In some cases, orcas intentionally beach themselves to prey on shoreline seals, relying on waves to return to the sea. This behavior is commonly observed in pods around Argentina, believed to be passed down from older to younger members of the pod. Unintentional beachings among orcas are exceedingly rare.

Certain species of whales and dolphins are more susceptible to mass beachings, notably toothed whales (Odontoceti). Toothed whales encompass dolphins, porpoises, and all whales with teeth. These cetaceans typically exhibit intricate social structures and often live in large groups. When one member of the group is distressed or unwell, its distress signals may prompt others to follow, leading to a collective stranding

Navigational errors

One prevalent theory is that whales might inadvertently beach themselves due to navigational errors. Whales rely on an intricate system of echolocation and magnetic fields to navigate the vast oceanic expanses. Disorientation caused by various factors, such as geomagnetic anomalies, disruptions from human-made sonar or noise pollution, changes in tidal patterns, or geographical irregularities, might lead whales off course and towards shallow waters.

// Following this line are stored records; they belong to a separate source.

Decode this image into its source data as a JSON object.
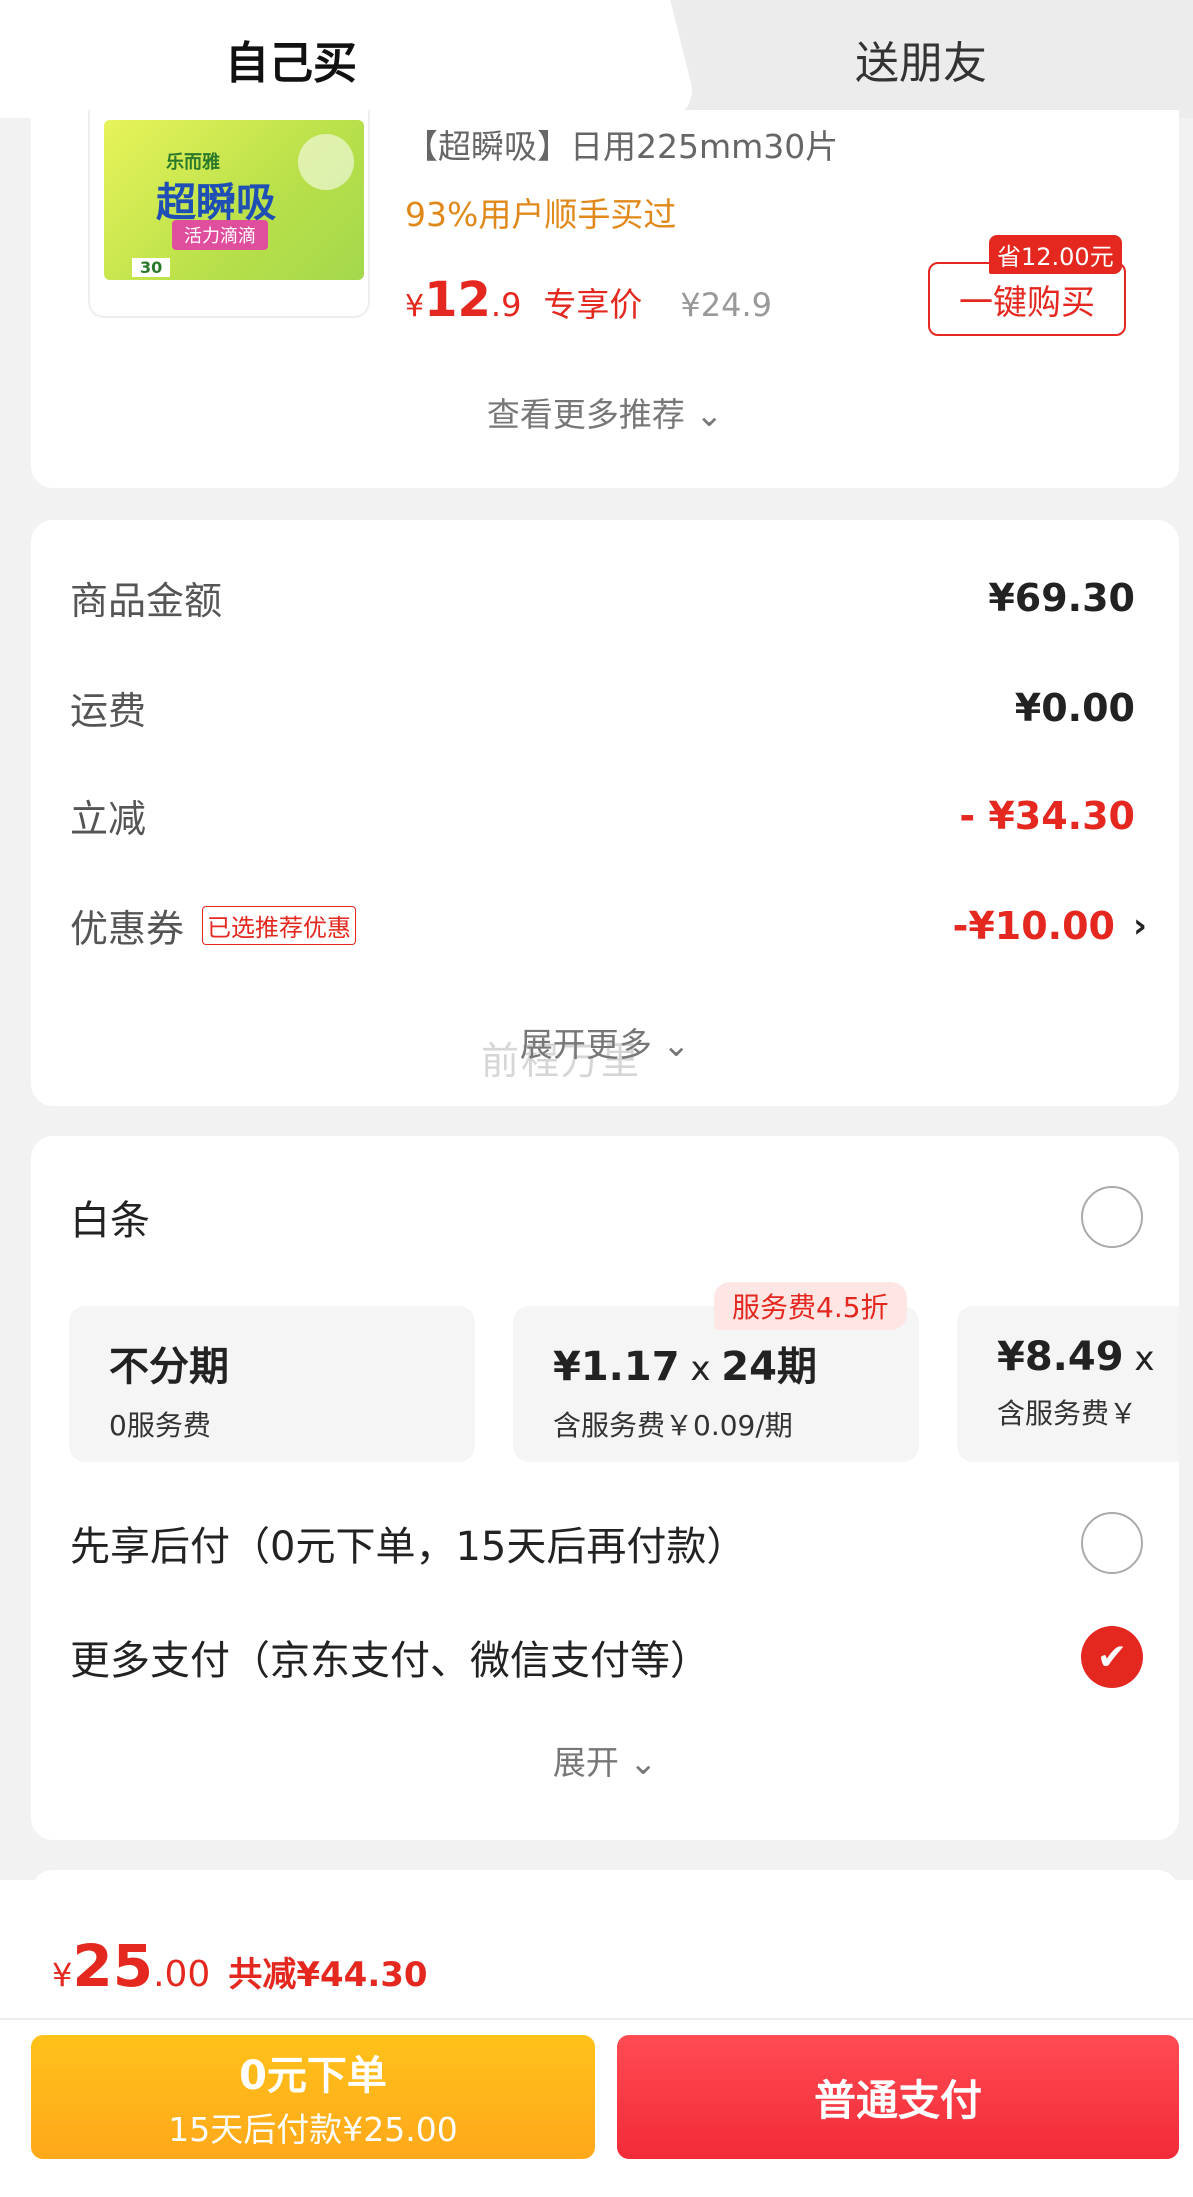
{
  "tabs": {
    "self_buy": "自己买",
    "gift_friend": "送朋友"
  },
  "product": {
    "image_brand": "乐而雅",
    "image_name": "超瞬吸",
    "image_band": "活力滴滴",
    "image_count": "30",
    "title": "【超瞬吸】日用225mm30片",
    "rate": "93%用户顺手买过",
    "price_yen": "¥",
    "price_int": "12",
    "price_dec": ".9",
    "price_tag": "专享价",
    "orig_price": "¥24.9",
    "save_tag": "省12.00元",
    "buy_button": "一键购买",
    "more_rec": "查看更多推荐 ⌄"
  },
  "summary": {
    "goods_label": "商品金额",
    "goods_value": "¥69.30",
    "shipping_label": "运费",
    "shipping_value": "¥0.00",
    "discount_label": "立减",
    "discount_value": "- ¥34.30",
    "coupon_label": "优惠券",
    "coupon_tag": "已选推荐优惠",
    "coupon_value": "-¥10.00",
    "coupon_arrow": "›",
    "expand_more": "展开更多 ⌄",
    "watermark": "前程万里"
  },
  "payment": {
    "baitiao_label": "白条",
    "fee_tag": "服务费4.5折",
    "plans": [
      {
        "main": "不分期",
        "x": "",
        "term": "",
        "sub": "0服务费"
      },
      {
        "main": "¥1.17",
        "x": " x ",
        "term": "24期",
        "sub": "含服务费￥0.09/期"
      },
      {
        "main": "¥8.49",
        "x": " x",
        "term": "",
        "sub": "含服务费￥"
      }
    ],
    "pay_later_label": "先享后付（0元下单，15天后再付款）",
    "more_pay_label": "更多支付（京东支付、微信支付等）",
    "check_mark": "✔",
    "expand": "展开 ⌄"
  },
  "bottom": {
    "total_yen": "¥",
    "total_int": "25",
    "total_dec": ".00",
    "total_less": "共减¥44.30",
    "zero_btn_title": "0元下单",
    "zero_btn_sub": "15天后付款¥25.00",
    "pay_btn": "普通支付"
  },
  "colors": {
    "accent_red": "#e4281f",
    "rate_orange": "#e0891a",
    "zero_btn": "#ffb41a",
    "pay_btn": "#f5323c"
  }
}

Whale Stress and Sonar

Social dynamics within whale pods could also contribute to mass strandings. Whales are highly social animals, often exhibiting strong social bonds within their pods. When a member of the group is in distress or disoriented and heads towards shore, others might follow, out of a sense of social cohesion or confusion, ultimately leading to a mass stranding event.

Some scientists posit that sonar signals and various other loud noises generated by human activity underwater might contribute significantly to the phenomenon of beaching events. Specifically, militaries employ low and mid-frequency active sonar for submarine detection and acoustic exercises.

While these frequencies may not affect all marine species uniformly, they can prove fatal for certain ones. Exposure to low-frequency sonar can induce hemorrhaging in animals, prompting some to beach themselves in a desperate attempt to evade the distressing sound.

Conversely, mid-frequency sonar poses a particularly grave threat to Cuvier’s beaked whales, triggering decompression sickness characterized by tissue damage from gas bubble lesions. This distressing condition arises as a result of the whales panicking due to the sonar signals and surfacing too rapidly in an attempt to escape. It’s worth noting that instances of mass beachings involving beaked whales predominantly coincide with periods of sonar testing activities.

Health issues

Another possible explanation revolves around health issues or injuries. Sick, injured, or disoriented whales might seek shallow waters as a result of their compromised physical state. These whales could be attempting to alleviate discomfort, find refuge, or even succumb to their injuries.

The exact reasons for whale beaching events remain enigmatic and continue to be an area of ongoing research and investigation. Furthermore, the complexity of these incidents often involves a combination of multiple factors rather than a singular cause.

Human activities and environmental changes also play a significant role in beaching events. Factors such as pollution, climate change, changes in oceanic temperatures, and disruptions in the natural ecosystem due to human interference can affect the whales’ habitats and food sources, potentially leading to increased stress and health issues among populations.

More research needed on whale beaching

Efforts to mitigate and respond to whale strandings involve a collaborative approach among scientists, conservationists, and rescue teams. When beaching events occur, immediate responses involve assessing the health of the stranded whales, providing supportive care, and attempting to refloat them to the safety of deeper waters.

These rescue attempts are challenging and can be met with various obstacles, as the physical and psychological stress on the stranded whales might already be substantial by the time they are discovered.

The reasons behind why whales beach themselves remain a complex and multifaceted issue. Various theories, including navigational errors, social dynamics, health issues, human interference, and environmental changes, contribute to these distressing events.

Understanding and addressing the complexities surrounding whale strandings are essential for both their conservation and the broader ecological health of our oceans. Continued research, conservation efforts, and environmental stewardship are fundamental in minimizing the occurrence of these tragic events.